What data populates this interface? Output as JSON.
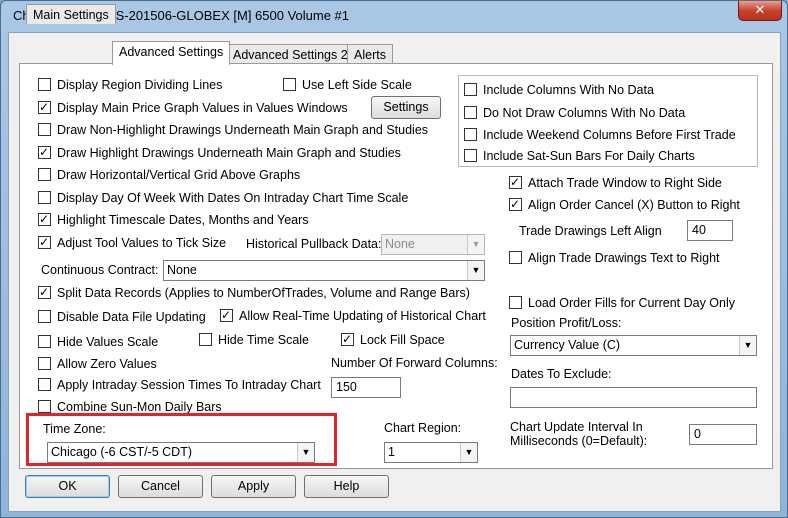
{
  "window": {
    "title": "Chart Settings - ES-201506-GLOBEX [M]  6500 Volume  #1",
    "close_glyph": "✕"
  },
  "tabs": [
    {
      "label": "Main Settings"
    },
    {
      "label": "Advanced Settings"
    },
    {
      "label": "Advanced Settings 2"
    },
    {
      "label": "Alerts"
    }
  ],
  "left": {
    "display_region_dividing_lines": "Display Region Dividing Lines",
    "use_left_side_scale": "Use Left Side Scale",
    "display_main_price_values": "Display Main Price Graph Values in Values Windows",
    "settings_button": "Settings",
    "draw_non_highlight": "Draw Non-Highlight Drawings Underneath Main Graph and Studies",
    "draw_highlight": "Draw Highlight Drawings Underneath Main Graph and Studies",
    "draw_grid_above": "Draw Horizontal/Vertical Grid Above Graphs",
    "display_day_of_week": "Display Day Of Week With Dates On Intraday Chart Time Scale",
    "highlight_timescale": "Highlight Timescale Dates, Months and Years",
    "adjust_tool_values": "Adjust Tool Values to Tick Size",
    "historical_pullback_label": "Historical Pullback Data:",
    "historical_pullback_value": "None",
    "continuous_contract_label": "Continuous Contract:",
    "continuous_contract_value": "None",
    "split_data_records": "Split Data Records (Applies to NumberOfTrades, Volume and Range Bars)",
    "disable_data_file_updating": "Disable Data File Updating",
    "allow_realtime_updating": "Allow Real-Time Updating of Historical Chart",
    "hide_values_scale": "Hide Values Scale",
    "hide_time_scale": "Hide Time Scale",
    "lock_fill_space": "Lock Fill Space",
    "allow_zero_values": "Allow Zero Values",
    "forward_columns_label": "Number Of Forward Columns:",
    "forward_columns_value": "150",
    "apply_intraday_session": "Apply Intraday Session Times To Intraday Chart",
    "combine_sun_mon": "Combine Sun-Mon Daily Bars",
    "time_zone_label": "Time Zone:",
    "time_zone_value": "Chicago (-6 CST/-5 CDT)",
    "chart_region_label": "Chart Region:",
    "chart_region_value": "1"
  },
  "right": {
    "include_columns_no_data": "Include Columns With No Data",
    "do_not_draw_columns": "Do Not Draw Columns With No Data",
    "include_weekend_columns": "Include Weekend Columns Before First Trade",
    "include_sat_sun_bars": "Include Sat-Sun Bars For Daily Charts",
    "attach_trade_window": "Attach Trade Window to Right Side",
    "align_order_cancel": "Align Order Cancel (X) Button to Right",
    "trade_drawings_left_align_label": "Trade Drawings Left Align",
    "trade_drawings_left_align_value": "40",
    "align_trade_drawings_text": "Align Trade Drawings Text to Right",
    "load_order_fills": "Load Order Fills for Current Day Only",
    "position_profit_loss_label": "Position Profit/Loss:",
    "position_profit_loss_value": "Currency Value (C)",
    "dates_to_exclude_label": "Dates To Exclude:",
    "dates_to_exclude_value": "",
    "update_interval_label_1": "Chart Update Interval In",
    "update_interval_label_2": "Milliseconds (0=Default):",
    "update_interval_value": "0"
  },
  "footer": {
    "ok": "OK",
    "cancel": "Cancel",
    "apply": "Apply",
    "help": "Help"
  },
  "icons": {
    "dropdown_arrow": "▼",
    "check_glyph": "✓"
  },
  "colors": {
    "highlight_border": "#e0242b",
    "close_button": "#c7432d",
    "title_bar": "#a9c8e6"
  }
}
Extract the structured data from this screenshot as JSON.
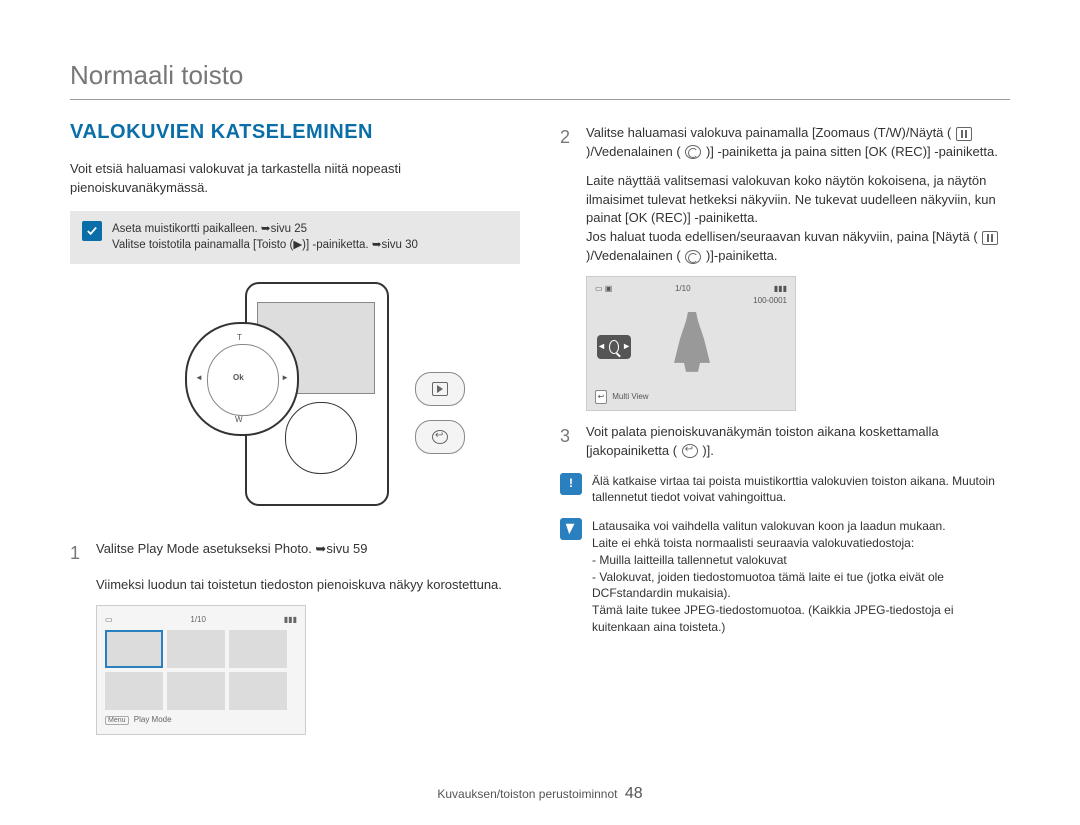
{
  "page_title": "Normaali toisto",
  "section_heading": "VALOKUVIEN KATSELEMINEN",
  "intro": "Voit etsiä haluamasi valokuvat ja tarkastella niitä nopeasti pienoiskuvanäkymässä.",
  "setup": {
    "line1": "Aseta muistikortti paikalleen. ➥sivu 25",
    "line2": "Valitse toistotila painamalla [Toisto (▶)] -painiketta. ➥sivu 30"
  },
  "device": {
    "dpad": {
      "top": "T",
      "bottom": "W",
      "center": "Ok",
      "left": "◄",
      "right": "►"
    }
  },
  "steps": {
    "s1_a": "Valitse Play Mode asetukseksi Photo. ➥sivu 59",
    "s1_b": "Viimeksi luodun tai toistetun tiedoston pienoiskuva näkyy korostettuna.",
    "s2_a": "Valitse haluamasi valokuva painamalla [Zoomaus (T/W)/Näytä (",
    "s2_b": ")/Vedenalainen (",
    "s2_c": ")] -painiketta ja paina sitten [OK (REC)] -painiketta.",
    "s2_d": "Laite näyttää valitsemasi valokuvan koko näytön kokoisena, ja näytön ilmaisimet tulevat hetkeksi näkyviin. Ne tukevat uudelleen näkyviin, kun painat [OK (REC)] -painiketta.",
    "s2_e": "Jos haluat tuoda edellisen/seuraavan kuvan näkyviin, paina [Näytä (",
    "s2_f": ")/Vedenalainen (",
    "s2_g": ")]-painiketta.",
    "s3_a": "Voit palata pienoiskuvanäkymän toiston aikana koskettamalla [jakopainiketta (",
    "s3_b": ")]."
  },
  "thumb_screen": {
    "counter": "1/10",
    "footer_menu": "Menu",
    "footer_label": "Play Mode"
  },
  "single_screen": {
    "counter": "1/10",
    "file_no": "100-0001",
    "multi_view": "Multi View"
  },
  "warn": "Älä katkaise virtaa tai poista muistikorttia valokuvien toiston aikana. Muutoin tallennetut tiedot voivat vahingoittua.",
  "note": {
    "l1": "Latausaika voi vaihdella valitun valokuvan koon ja laadun mukaan.",
    "l2": "Laite ei ehkä toista normaalisti seuraavia valokuvatiedostoja:",
    "l3": "- Muilla laitteilla tallennetut valokuvat",
    "l4": "- Valokuvat, joiden tiedostomuotoa tämä laite ei tue (jotka eivät ole DCFstandardin mukaisia).",
    "l5": "Tämä laite tukee JPEG-tiedostomuotoa. (Kaikkia JPEG-tiedostoja ei kuitenkaan aina toisteta.)"
  },
  "footer": {
    "section": "Kuvauksen/toiston perustoiminnot",
    "page": "48"
  }
}
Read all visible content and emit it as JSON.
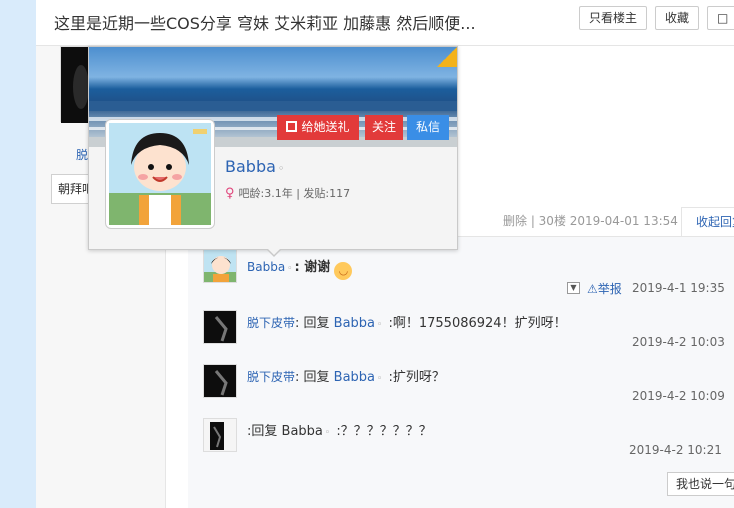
{
  "header": {
    "title": "这里是近期一些COS分享 穹妹 艾米莉亚 加藤惠 然后顺便...",
    "only_host_label": "只看楼主",
    "favorite_label": "收藏"
  },
  "left": {
    "author_name_partial": "脱",
    "button_label_partial": "朝拜吧"
  },
  "popup": {
    "gift_label": "给她送礼",
    "follow_label": "关注",
    "message_label": "私信",
    "name": "Babba",
    "stats": "吧龄:3.1年 | 发贴:117"
  },
  "post": {
    "meta": "删除 | 30楼  2019-04-01 13:54",
    "fold_label": "收起回复"
  },
  "comments": [
    {
      "user": "Babba",
      "text": ": 谢谢",
      "time": "2019-4-1 19:35",
      "report_label": "举报"
    },
    {
      "user": "脱下皮带",
      "reply_prefix": ": 回复",
      "reply_to": "Babba",
      "text": " :啊！1755086924！扩列呀！",
      "time": "2019-4-2 10:03"
    },
    {
      "user": "脱下皮带",
      "reply_prefix": ": 回复",
      "reply_to": "Babba",
      "text": " :扩列呀？",
      "time": "2019-4-2 10:09"
    },
    {
      "reply_prefix": ":回复",
      "reply_to": "Babba",
      "text": " :？？？？？？？",
      "time": "2019-4-2 10:21"
    }
  ],
  "say_label": "我也说一句",
  "colors": {
    "link": "#2d64b3",
    "gift_button": "#e23a3a",
    "follow_button": "#e23a3a",
    "message_button": "#3a8ee6",
    "gender_female": "#e0457b"
  }
}
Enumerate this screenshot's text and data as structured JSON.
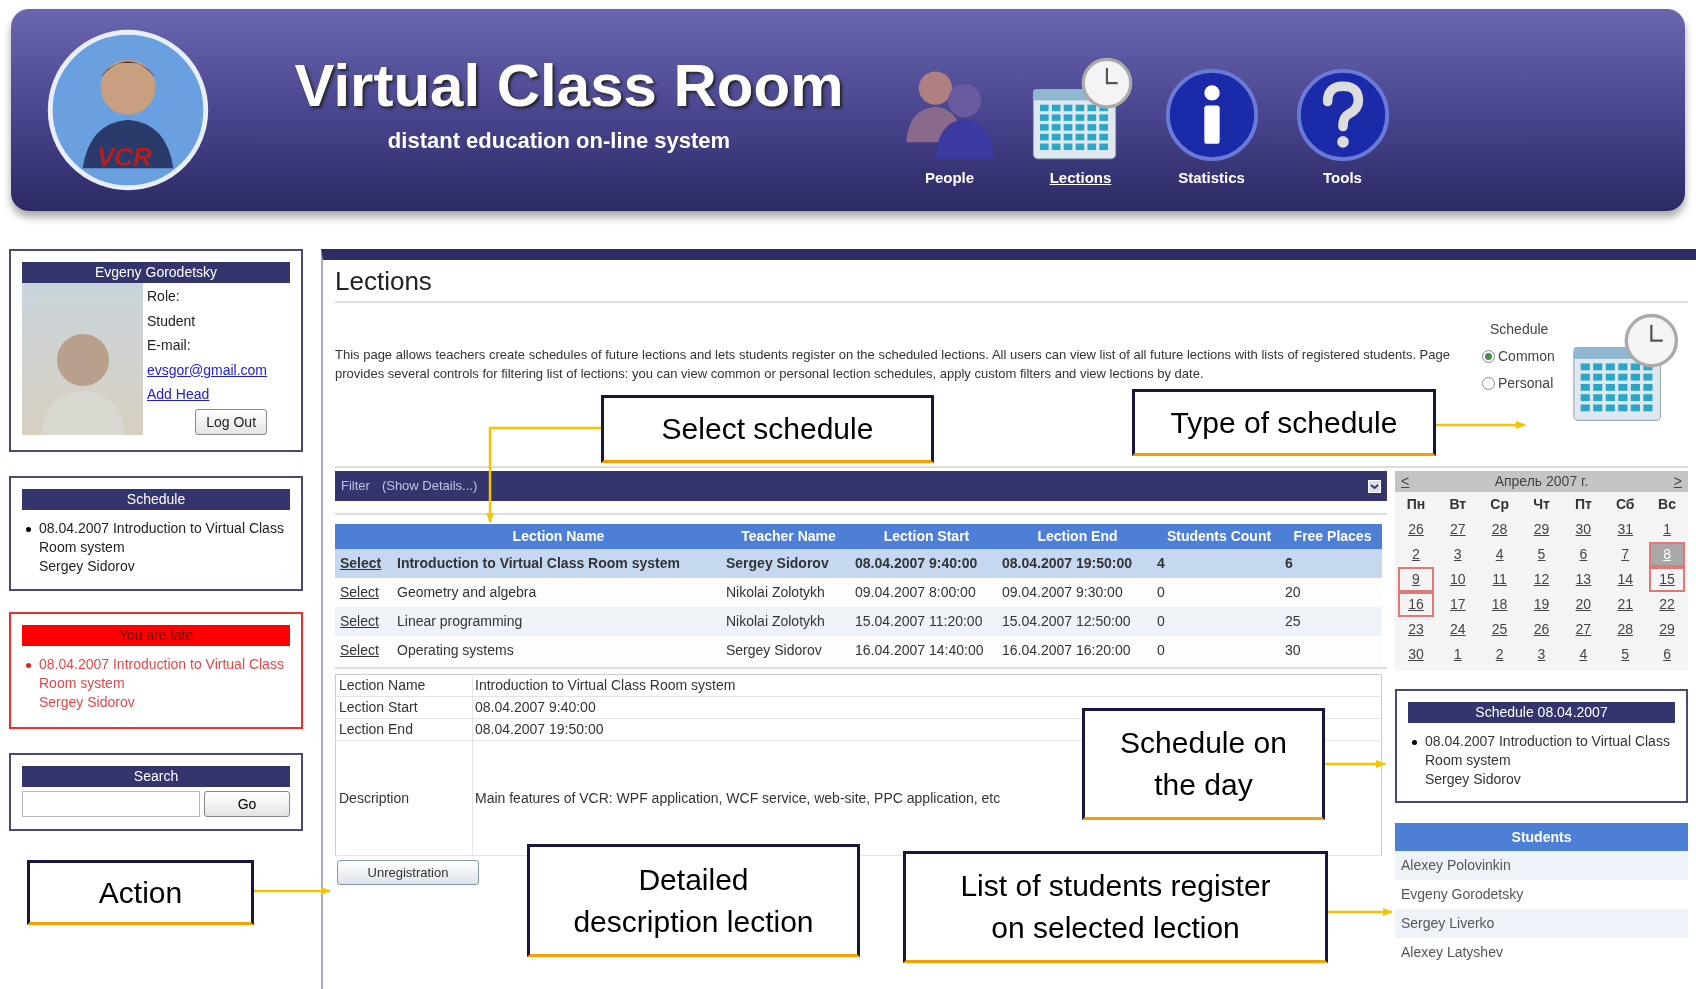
{
  "header": {
    "logo_text": "VCR",
    "title": "Virtual Class Room",
    "subtitle": "distant education on-line system",
    "nav": [
      {
        "kind": "people",
        "label": "People",
        "selected": false
      },
      {
        "kind": "calendar",
        "label": "Lections",
        "selected": true
      },
      {
        "kind": "info",
        "label": "Statistics",
        "selected": false
      },
      {
        "kind": "help",
        "label": "Tools",
        "selected": false
      }
    ]
  },
  "profile": {
    "name": "Evgeny Gorodetsky",
    "role_label": "Role:",
    "role": "Student",
    "email_label": "E-mail:",
    "email": "evsgor@gmail.com",
    "add_head": "Add Head",
    "logout": "Log Out"
  },
  "schedule_box": {
    "title": "Schedule",
    "items": [
      {
        "text": "08.04.2007 Introduction to Virtual Class Room system",
        "teacher": "Sergey Sidorov"
      }
    ]
  },
  "late_box": {
    "title": "You are late",
    "items": [
      {
        "text": "08.04.2007 Introduction to Virtual Class Room system",
        "teacher": "Sergey Sidorov"
      }
    ]
  },
  "search": {
    "title": "Search",
    "button": "Go"
  },
  "page": {
    "title": "Lections",
    "description": "This page allows teachers create schedules of future lections and lets students register on the scheduled lections. All users can view list of all future lections with lists of registered students. Page provides several controls for filtering list of lections: you can view common or personal lection schedules, apply custom filters and view lections by date."
  },
  "schedule_type": {
    "label": "Schedule",
    "options": [
      {
        "label": "Common",
        "selected": true
      },
      {
        "label": "Personal",
        "selected": false
      }
    ]
  },
  "filter": {
    "label": "Filter",
    "toggle": "(Show Details...)"
  },
  "table": {
    "columns": [
      "Lection Name",
      "Teacher Name",
      "Lection Start",
      "Lection End",
      "Students Count",
      "Free Places"
    ],
    "rows": [
      {
        "action": "Select",
        "selected": true,
        "cells": [
          "Introduction to Virtual Class Room system",
          "Sergey Sidorov",
          "08.04.2007 9:40:00",
          "08.04.2007 19:50:00",
          "4",
          "6"
        ]
      },
      {
        "action": "Select",
        "selected": false,
        "cells": [
          "Geometry and algebra",
          "Nikolai Zolotykh",
          "09.04.2007 8:00:00",
          "09.04.2007 9:30:00",
          "0",
          "20"
        ]
      },
      {
        "action": "Select",
        "selected": false,
        "cells": [
          "Linear programming",
          "Nikolai Zolotykh",
          "15.04.2007 11:20:00",
          "15.04.2007 12:50:00",
          "0",
          "25"
        ]
      },
      {
        "action": "Select",
        "selected": false,
        "cells": [
          "Operating systems",
          "Sergey Sidorov",
          "16.04.2007 14:40:00",
          "16.04.2007 16:20:00",
          "0",
          "30"
        ]
      }
    ]
  },
  "calendar": {
    "prev": "<",
    "month": "Апрель 2007 г.",
    "next": ">",
    "weekdays": [
      "Пн",
      "Вт",
      "Ср",
      "Чт",
      "Пт",
      "Сб",
      "Вс"
    ],
    "days": [
      {
        "label": "26",
        "selected": false,
        "has_lection": false
      },
      {
        "label": "27",
        "selected": false,
        "has_lection": false
      },
      {
        "label": "28",
        "selected": false,
        "has_lection": false
      },
      {
        "label": "29",
        "selected": false,
        "has_lection": false
      },
      {
        "label": "30",
        "selected": false,
        "has_lection": false
      },
      {
        "label": "31",
        "selected": false,
        "has_lection": false
      },
      {
        "label": "1",
        "selected": false,
        "has_lection": false
      },
      {
        "label": "2",
        "selected": false,
        "has_lection": false
      },
      {
        "label": "3",
        "selected": false,
        "has_lection": false
      },
      {
        "label": "4",
        "selected": false,
        "has_lection": false
      },
      {
        "label": "5",
        "selected": false,
        "has_lection": false
      },
      {
        "label": "6",
        "selected": false,
        "has_lection": false
      },
      {
        "label": "7",
        "selected": false,
        "has_lection": false
      },
      {
        "label": "8",
        "selected": true,
        "has_lection": true
      },
      {
        "label": "9",
        "selected": false,
        "has_lection": true
      },
      {
        "label": "10",
        "selected": false,
        "has_lection": false
      },
      {
        "label": "11",
        "selected": false,
        "has_lection": false
      },
      {
        "label": "12",
        "selected": false,
        "has_lection": false
      },
      {
        "label": "13",
        "selected": false,
        "has_lection": false
      },
      {
        "label": "14",
        "selected": false,
        "has_lection": false
      },
      {
        "label": "15",
        "selected": false,
        "has_lection": true
      },
      {
        "label": "16",
        "selected": false,
        "has_lection": true
      },
      {
        "label": "17",
        "selected": false,
        "has_lection": false
      },
      {
        "label": "18",
        "selected": false,
        "has_lection": false
      },
      {
        "label": "19",
        "selected": false,
        "has_lection": false
      },
      {
        "label": "20",
        "selected": false,
        "has_lection": false
      },
      {
        "label": "21",
        "selected": false,
        "has_lection": false
      },
      {
        "label": "22",
        "selected": false,
        "has_lection": false
      },
      {
        "label": "23",
        "selected": false,
        "has_lection": false
      },
      {
        "label": "24",
        "selected": false,
        "has_lection": false
      },
      {
        "label": "25",
        "selected": false,
        "has_lection": false
      },
      {
        "label": "26",
        "selected": false,
        "has_lection": false
      },
      {
        "label": "27",
        "selected": false,
        "has_lection": false
      },
      {
        "label": "28",
        "selected": false,
        "has_lection": false
      },
      {
        "label": "29",
        "selected": false,
        "has_lection": false
      },
      {
        "label": "30",
        "selected": false,
        "has_lection": false
      },
      {
        "label": "1",
        "selected": false,
        "has_lection": false
      },
      {
        "label": "2",
        "selected": false,
        "has_lection": false
      },
      {
        "label": "3",
        "selected": false,
        "has_lection": false
      },
      {
        "label": "4",
        "selected": false,
        "has_lection": false
      },
      {
        "label": "5",
        "selected": false,
        "has_lection": false
      },
      {
        "label": "6",
        "selected": false,
        "has_lection": false
      }
    ]
  },
  "details": {
    "rows": [
      {
        "label": "Lection Name",
        "value": "Introduction to Virtual Class Room system"
      },
      {
        "label": "Lection Start",
        "value": "08.04.2007 9:40:00"
      },
      {
        "label": "Lection End",
        "value": "08.04.2007 19:50:00"
      },
      {
        "label": "Description",
        "value": "Main features of VCR: WPF application, WCF service, web-site, PPC application, etc"
      }
    ],
    "button": "Unregistration"
  },
  "day_schedule": {
    "title": "Schedule 08.04.2007",
    "items": [
      {
        "text": "08.04.2007 Introduction to Virtual Class Room system",
        "teacher": "Sergey Sidorov"
      }
    ]
  },
  "students": {
    "title": "Students",
    "rows": [
      "Alexey Polovinkin",
      "Evgeny Gorodetsky",
      "Sergey Liverko",
      "Alexey Latyshev"
    ]
  },
  "callouts": [
    {
      "lines": [
        "Select schedule"
      ]
    },
    {
      "lines": [
        "Type of schedule"
      ]
    },
    {
      "lines": [
        "Schedule on",
        "the day"
      ]
    },
    {
      "lines": [
        "Action"
      ]
    },
    {
      "lines": [
        "Detailed",
        "description lection"
      ]
    },
    {
      "lines": [
        "List of students register",
        "on selected lection"
      ]
    }
  ]
}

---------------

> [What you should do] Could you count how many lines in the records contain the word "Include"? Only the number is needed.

> [Answer for this exercise] 3